Romero Scholarship Recipient - 2004
A couple of days after the 2004 award ceremony, we asked
Arivee five questions about her experience. Here's how she answered.
What motivated you to apply for the Romero Scholarship?
Since my freshman year, I've attended the Romero Scholarship Ceremony
as a member of OLAA and have watched
other Latino student activists, whom I look up to, receive this
amazing honor. Not only was I consistently inspired by these students,
but I also felt a connection with Romero and his service. Knowing
me, peer mentors
encouraged me to apply.
2. What was the most memorable question
from the interview and how did you respond?
The first interview question asked what I found to be the greatest
struggle during my time serving the Latino Community. Although
myself and remain calm, tears came to my eyes. I got emotional
because this struggle consumes how I live everyday. I explained
that I want to play a role in social change, but it is discouraging
to often hear that social change
is not possible. I will never think that society should just
be accepted with all
of its injustice. It is especially hurtful when Latinos display
apathy towards the problems in our communities instead of becoming
agents of social change. I didn't know I would get so emotional

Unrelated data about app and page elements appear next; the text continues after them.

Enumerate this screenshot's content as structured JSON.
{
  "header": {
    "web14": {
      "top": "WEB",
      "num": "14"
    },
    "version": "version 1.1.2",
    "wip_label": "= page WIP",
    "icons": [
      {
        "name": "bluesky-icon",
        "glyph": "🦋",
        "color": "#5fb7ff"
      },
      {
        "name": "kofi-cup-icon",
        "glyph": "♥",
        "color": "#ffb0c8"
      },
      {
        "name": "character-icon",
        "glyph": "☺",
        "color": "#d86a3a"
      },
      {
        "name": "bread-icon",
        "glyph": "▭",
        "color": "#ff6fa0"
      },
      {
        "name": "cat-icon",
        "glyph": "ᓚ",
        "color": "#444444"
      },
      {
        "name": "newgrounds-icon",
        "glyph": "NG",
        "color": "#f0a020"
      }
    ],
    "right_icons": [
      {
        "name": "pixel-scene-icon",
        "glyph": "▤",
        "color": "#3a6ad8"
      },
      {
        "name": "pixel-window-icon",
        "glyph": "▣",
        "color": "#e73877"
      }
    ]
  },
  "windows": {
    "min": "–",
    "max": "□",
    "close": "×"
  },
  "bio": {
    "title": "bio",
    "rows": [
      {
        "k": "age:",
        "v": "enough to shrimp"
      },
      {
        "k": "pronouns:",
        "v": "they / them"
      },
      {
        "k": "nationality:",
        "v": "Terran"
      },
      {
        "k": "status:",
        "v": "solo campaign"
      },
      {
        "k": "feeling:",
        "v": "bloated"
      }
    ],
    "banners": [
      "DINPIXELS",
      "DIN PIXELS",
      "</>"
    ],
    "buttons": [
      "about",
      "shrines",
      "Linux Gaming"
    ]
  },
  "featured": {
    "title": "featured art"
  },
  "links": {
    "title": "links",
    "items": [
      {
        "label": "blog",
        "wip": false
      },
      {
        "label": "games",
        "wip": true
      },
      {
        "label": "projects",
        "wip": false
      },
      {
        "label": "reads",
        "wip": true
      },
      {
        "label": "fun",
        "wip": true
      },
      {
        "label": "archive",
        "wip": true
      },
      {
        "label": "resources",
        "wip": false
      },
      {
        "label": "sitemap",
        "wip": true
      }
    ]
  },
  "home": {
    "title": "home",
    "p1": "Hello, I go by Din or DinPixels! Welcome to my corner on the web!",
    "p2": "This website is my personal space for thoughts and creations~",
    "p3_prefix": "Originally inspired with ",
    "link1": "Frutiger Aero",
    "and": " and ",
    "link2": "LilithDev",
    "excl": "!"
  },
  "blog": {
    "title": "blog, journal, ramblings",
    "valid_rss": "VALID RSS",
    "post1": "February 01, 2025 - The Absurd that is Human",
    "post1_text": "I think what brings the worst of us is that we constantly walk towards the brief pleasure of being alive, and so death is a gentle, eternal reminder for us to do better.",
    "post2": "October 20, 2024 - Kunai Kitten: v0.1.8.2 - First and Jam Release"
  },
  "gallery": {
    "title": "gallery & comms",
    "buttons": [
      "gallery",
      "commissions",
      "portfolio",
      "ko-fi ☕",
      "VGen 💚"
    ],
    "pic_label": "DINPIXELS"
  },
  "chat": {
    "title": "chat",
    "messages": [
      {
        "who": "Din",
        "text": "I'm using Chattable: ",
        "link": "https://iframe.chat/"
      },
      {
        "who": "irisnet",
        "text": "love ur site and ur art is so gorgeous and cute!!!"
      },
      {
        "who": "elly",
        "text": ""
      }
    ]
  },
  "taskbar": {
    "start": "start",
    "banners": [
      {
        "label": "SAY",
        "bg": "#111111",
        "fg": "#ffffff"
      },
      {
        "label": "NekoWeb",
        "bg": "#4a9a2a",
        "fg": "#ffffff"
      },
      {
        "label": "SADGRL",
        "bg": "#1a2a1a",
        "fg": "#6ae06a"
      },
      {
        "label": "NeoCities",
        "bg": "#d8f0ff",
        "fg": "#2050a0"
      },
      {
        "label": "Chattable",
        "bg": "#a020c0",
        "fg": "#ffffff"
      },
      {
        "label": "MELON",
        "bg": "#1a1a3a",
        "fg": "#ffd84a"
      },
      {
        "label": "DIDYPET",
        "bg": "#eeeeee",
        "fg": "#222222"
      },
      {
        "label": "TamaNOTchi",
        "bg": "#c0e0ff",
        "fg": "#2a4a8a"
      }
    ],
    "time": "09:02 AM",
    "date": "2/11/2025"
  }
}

during the interview, but this first question proved me wrong,
How did you feel when you heard your name called as the award
I was extremely overwhelmed and shocked, because I just could
not believe it. It is such an incredible honor. It still hasn't
4. What do you feel is your biggest responsibility
as the Romero Scholarship recipient of 2004?
Now more than ever, I feel a responsibility
to advocate for the Latino community. It is
articulate exactly how I feel, but I know I must continue to be
pro-active in ending social injustice far beyond my college years.
I have to keep standing up for the disenfranchised and give
a voice. It is a duty, a calling."
5. What would you say to students who
are thinking of applying next year?
The application process itself allows you time for reflection.
It is an intense process, but one that opens you up to uncovering
the core of who you are as a human
being and a child of God. I encourage Latinos to apply and be open
to this process of reflection!
Thank Arivee for answering our questions!